Kuwait’s parliament not only condemned Indian authorities and Hindu extremist groups, but also called on “international, humanitarian, human rights and Islamic organisations to immediately work to stop the Indian authorities’ actions and restore security to Indian Muslims.”
VIDEO: A Muslim Holocaust in India and Kashmir Looms
Oman’s Grand Mufti Sheikh Ahmed Al Khalili, who’s widely regarded as one of the most influential clerics in the Middle East, put out a statement accusing the Indian government of “blatant aggression” against Muslims,” and called on Muslim counties to stand united against it.
Dr. Abdulaziz Othman Altwaijiri, former director of Islamic Educational, Scientific and Cultural Organization (IESCO), accused India’s “Hindu government” of persecuting Muslims “within the framework of a systematic policy and in light of international silence and Islamic inaction.”
There does, however, appear to be a global awakening towards the persecution of Indian Muslims, with the hashtags “India Kills Muslims,” “Indian Muslims Under Attack” and “Boycott Indian Products” trending on social media in Arab and Asian countries, alike.
Whether this evolves into something akin to the Boycott, Divestment and Sanction (BDS) movement against Israel remains to be seen, but what’s clear for now the Modi government’s actions and rhetoric, particularly as they apply to Muslims, is under a level of global scrutiny like never before.
When he became the first Indian prime minister to not be received at the porch of the White House by either the U.S. President or First Lady, which was widely interpreted a diplomatic rebuttal of his government’s human rights violations in Assam and Kashmir, a cold chill could be felt throughout the Indian parliament.

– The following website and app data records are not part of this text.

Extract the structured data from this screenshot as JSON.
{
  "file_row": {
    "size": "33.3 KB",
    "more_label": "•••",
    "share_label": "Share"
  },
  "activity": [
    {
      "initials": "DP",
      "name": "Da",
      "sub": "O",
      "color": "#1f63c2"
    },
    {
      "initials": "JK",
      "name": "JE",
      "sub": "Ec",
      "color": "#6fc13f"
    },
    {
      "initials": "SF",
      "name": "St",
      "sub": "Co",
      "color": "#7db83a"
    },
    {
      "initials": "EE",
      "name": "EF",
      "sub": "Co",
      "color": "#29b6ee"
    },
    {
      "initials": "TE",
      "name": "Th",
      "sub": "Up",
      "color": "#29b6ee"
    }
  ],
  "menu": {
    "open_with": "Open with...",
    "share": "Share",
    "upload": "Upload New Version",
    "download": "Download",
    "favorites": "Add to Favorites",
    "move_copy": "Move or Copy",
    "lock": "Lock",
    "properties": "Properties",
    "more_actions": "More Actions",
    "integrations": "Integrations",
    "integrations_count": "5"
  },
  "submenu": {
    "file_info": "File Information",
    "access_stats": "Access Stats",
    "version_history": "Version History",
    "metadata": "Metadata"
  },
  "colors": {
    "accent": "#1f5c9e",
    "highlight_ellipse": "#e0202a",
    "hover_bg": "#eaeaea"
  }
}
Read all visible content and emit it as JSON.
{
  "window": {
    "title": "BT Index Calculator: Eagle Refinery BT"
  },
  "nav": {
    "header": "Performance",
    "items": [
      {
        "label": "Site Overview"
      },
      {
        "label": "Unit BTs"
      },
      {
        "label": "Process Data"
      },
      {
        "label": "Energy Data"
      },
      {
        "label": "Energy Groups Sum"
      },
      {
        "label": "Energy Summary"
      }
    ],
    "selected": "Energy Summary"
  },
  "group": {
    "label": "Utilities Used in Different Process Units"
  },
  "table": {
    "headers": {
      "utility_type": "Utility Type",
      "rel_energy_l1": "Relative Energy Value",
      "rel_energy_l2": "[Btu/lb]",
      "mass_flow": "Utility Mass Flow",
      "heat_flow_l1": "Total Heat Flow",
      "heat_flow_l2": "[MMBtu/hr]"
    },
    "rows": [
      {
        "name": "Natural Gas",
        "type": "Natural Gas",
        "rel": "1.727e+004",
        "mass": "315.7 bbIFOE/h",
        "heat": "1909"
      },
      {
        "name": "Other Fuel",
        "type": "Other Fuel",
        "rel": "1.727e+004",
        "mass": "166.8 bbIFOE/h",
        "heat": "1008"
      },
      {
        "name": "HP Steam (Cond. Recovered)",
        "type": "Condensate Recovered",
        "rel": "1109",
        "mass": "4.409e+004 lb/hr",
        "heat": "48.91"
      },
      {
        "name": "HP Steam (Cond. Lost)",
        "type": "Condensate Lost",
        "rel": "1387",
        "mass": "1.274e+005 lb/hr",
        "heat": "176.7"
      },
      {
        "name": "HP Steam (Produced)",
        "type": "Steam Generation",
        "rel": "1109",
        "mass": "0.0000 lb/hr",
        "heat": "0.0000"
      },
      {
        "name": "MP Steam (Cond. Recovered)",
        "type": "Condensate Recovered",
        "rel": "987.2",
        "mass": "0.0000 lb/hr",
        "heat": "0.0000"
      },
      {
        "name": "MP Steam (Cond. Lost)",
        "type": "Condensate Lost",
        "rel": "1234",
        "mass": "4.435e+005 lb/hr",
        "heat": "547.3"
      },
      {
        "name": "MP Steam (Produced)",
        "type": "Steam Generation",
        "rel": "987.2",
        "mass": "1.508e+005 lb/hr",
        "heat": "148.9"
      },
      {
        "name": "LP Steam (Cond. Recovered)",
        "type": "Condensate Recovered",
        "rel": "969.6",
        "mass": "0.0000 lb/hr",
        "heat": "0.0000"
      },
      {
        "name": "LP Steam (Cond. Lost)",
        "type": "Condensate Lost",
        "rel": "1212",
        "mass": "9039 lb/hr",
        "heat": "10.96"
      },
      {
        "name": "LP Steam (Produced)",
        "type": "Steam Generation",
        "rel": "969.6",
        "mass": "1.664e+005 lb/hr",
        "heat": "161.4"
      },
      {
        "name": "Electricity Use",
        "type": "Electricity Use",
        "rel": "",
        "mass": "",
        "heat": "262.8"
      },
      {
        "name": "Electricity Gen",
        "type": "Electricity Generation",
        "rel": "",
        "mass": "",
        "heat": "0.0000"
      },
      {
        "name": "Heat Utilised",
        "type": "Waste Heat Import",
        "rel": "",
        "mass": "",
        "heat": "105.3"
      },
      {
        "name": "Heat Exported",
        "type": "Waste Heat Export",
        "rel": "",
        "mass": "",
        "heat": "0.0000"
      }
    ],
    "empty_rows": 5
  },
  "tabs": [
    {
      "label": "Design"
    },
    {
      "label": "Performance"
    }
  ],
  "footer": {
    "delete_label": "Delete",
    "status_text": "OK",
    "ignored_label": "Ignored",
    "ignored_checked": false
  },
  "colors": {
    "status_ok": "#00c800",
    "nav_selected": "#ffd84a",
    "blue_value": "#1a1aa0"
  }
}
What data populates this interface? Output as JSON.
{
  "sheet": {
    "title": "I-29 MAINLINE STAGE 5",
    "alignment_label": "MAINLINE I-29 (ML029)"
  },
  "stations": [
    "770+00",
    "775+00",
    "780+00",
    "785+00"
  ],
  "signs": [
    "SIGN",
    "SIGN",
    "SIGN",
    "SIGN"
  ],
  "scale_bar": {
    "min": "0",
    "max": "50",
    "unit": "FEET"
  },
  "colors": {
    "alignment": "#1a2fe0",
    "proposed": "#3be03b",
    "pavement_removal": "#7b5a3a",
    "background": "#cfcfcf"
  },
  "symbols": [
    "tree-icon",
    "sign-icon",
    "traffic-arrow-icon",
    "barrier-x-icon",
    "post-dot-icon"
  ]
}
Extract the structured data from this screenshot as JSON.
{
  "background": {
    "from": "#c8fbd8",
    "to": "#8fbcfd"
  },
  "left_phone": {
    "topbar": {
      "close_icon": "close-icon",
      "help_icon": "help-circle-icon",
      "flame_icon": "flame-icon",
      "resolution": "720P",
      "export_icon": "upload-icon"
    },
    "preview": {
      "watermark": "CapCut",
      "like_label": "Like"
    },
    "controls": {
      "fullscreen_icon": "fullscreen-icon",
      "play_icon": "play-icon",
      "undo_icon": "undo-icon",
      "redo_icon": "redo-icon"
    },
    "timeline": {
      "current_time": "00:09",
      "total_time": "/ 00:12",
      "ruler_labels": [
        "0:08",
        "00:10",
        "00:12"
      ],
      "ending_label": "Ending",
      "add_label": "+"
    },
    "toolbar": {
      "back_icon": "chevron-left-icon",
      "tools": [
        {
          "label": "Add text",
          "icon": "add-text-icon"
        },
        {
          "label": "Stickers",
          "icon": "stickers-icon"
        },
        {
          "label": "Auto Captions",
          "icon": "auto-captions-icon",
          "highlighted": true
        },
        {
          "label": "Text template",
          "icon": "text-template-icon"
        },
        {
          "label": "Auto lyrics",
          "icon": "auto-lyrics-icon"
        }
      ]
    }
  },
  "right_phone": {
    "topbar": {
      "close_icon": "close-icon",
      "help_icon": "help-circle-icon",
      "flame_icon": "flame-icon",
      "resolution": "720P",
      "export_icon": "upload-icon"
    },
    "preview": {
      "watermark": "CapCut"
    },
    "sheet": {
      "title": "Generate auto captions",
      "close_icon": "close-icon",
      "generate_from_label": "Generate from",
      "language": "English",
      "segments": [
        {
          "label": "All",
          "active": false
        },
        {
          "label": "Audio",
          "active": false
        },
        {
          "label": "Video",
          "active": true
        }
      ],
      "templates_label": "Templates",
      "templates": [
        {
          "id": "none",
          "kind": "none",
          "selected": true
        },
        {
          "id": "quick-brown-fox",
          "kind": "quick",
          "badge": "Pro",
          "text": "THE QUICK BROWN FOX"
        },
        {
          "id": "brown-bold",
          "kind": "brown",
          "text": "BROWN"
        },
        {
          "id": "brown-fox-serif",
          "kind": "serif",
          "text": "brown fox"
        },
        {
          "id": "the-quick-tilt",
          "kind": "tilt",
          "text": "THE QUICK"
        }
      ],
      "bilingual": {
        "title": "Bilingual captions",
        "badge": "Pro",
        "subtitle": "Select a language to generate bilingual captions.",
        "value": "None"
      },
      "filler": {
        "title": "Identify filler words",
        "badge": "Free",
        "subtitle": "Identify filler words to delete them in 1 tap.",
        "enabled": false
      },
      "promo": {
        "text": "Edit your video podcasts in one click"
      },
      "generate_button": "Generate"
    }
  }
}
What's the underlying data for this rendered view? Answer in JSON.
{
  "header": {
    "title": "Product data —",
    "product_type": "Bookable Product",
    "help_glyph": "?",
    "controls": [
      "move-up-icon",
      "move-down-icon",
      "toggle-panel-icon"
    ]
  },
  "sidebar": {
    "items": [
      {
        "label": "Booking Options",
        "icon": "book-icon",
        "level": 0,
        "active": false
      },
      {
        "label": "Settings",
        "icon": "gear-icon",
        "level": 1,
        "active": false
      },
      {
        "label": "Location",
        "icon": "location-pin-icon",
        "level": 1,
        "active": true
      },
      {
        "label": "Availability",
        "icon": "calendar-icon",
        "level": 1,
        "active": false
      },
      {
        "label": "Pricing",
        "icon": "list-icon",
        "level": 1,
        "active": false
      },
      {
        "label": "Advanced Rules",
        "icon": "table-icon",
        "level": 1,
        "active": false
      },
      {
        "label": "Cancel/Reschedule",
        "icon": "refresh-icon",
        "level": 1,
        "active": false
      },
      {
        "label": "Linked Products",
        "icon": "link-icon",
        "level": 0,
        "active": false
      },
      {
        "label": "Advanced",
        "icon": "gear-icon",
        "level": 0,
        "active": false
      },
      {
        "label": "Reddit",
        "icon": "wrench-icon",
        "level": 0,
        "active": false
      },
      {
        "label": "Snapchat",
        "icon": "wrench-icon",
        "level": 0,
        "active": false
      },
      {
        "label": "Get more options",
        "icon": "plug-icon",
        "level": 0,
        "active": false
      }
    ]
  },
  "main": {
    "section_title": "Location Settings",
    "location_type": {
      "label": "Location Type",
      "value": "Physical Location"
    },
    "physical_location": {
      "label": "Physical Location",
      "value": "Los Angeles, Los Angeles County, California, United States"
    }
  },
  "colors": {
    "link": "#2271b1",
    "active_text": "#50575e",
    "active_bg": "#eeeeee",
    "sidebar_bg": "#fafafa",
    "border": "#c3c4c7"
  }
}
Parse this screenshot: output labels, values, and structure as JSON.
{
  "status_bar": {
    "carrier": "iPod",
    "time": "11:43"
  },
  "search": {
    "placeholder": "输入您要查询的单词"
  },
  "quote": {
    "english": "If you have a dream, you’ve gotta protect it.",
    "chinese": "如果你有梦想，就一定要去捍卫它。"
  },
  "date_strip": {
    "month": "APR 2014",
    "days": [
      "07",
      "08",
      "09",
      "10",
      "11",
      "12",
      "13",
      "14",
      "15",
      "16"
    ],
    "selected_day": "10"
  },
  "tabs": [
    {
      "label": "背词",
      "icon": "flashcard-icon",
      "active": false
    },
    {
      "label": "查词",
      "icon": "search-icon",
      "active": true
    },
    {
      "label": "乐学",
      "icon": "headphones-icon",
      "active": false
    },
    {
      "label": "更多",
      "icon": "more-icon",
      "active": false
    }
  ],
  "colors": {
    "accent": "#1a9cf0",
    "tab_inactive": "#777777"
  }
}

This chill made ever frostier by the recent hosting of the first ever major online conference on Hindutva in the United States, which saw faculty members and students from more than 53 universities, including Harvard and Stanford, come together with the objective of “Dismantling Global Hindutva.”
With growing international pressure and condemnation, along with a continued worsening of the economy, with unemployment and poverty levels rising to their highest levels in more than a decade, Modi needs something, anything that simultaneously throws the global community off his back and keeps Hindu voters polarized against Muslims.
This diversion came tragically, but politically opportunistically for the Modi government when members of a hitherto unknown militant group – the Resistant Front – were alleged to have assassinated two school teachers and a businessman in Indian occupied Kashmir on October 7.
A statement issued by the group said the targets were killed because they were “non-local Hindutva agents” and “government informers.” Indian security forces claim, without evidence, the militant group works under the orders of a “handler in Pakistan,” providing the pretext for a military crackdown in the disputed territory, which has already resulted in the arrests of more than 700 Kashmiri Muslims accused of being “terrorist sympathizers.”
Once again, the Indian government and its allies in the mainstream media are manufacturing a moral panic over alleged “Islamist” and “Pakistani” militant attacks in Kashmir to frame Muslims, writ large, the referent object in national security discourse in order to shift global attention away from its discriminatory policies, and domestic attention away from its economic failures.
This ploy may have delivered success for Modi and BJP in the past, but all tricks and slight of hands have an eventual expiry date, typically the moment they become obvious to the naked eye.